→ **Task objective**:
Say nothing but the number of lines below in which the string "Literatów" appears.
* * * * *
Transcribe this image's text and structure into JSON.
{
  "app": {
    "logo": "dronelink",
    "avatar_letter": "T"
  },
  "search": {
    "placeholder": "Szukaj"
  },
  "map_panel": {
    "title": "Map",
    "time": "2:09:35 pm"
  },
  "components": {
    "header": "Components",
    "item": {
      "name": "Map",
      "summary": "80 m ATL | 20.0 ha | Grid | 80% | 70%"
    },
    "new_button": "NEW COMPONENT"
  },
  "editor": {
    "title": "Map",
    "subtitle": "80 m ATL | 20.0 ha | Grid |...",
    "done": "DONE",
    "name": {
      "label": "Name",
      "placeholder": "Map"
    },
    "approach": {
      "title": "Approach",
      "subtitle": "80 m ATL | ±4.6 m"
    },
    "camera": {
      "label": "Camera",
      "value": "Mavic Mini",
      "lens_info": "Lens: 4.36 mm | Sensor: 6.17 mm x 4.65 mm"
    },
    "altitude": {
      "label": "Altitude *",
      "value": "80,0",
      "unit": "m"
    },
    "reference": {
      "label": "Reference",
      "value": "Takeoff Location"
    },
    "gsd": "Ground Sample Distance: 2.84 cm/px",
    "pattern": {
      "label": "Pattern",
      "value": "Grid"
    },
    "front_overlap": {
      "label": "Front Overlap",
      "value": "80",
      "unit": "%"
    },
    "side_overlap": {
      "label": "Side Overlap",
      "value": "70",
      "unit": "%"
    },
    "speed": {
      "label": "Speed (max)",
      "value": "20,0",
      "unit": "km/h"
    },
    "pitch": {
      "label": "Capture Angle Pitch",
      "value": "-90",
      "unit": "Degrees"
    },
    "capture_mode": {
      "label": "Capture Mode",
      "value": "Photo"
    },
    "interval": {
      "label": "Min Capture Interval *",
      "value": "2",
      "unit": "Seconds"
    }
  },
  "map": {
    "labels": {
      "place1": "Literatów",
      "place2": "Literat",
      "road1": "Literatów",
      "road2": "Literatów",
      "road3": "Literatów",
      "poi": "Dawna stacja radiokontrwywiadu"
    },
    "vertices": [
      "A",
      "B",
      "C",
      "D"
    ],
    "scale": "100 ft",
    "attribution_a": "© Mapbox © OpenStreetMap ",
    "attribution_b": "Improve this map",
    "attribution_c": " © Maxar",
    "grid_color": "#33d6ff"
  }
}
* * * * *
→ **Expected answer**:
4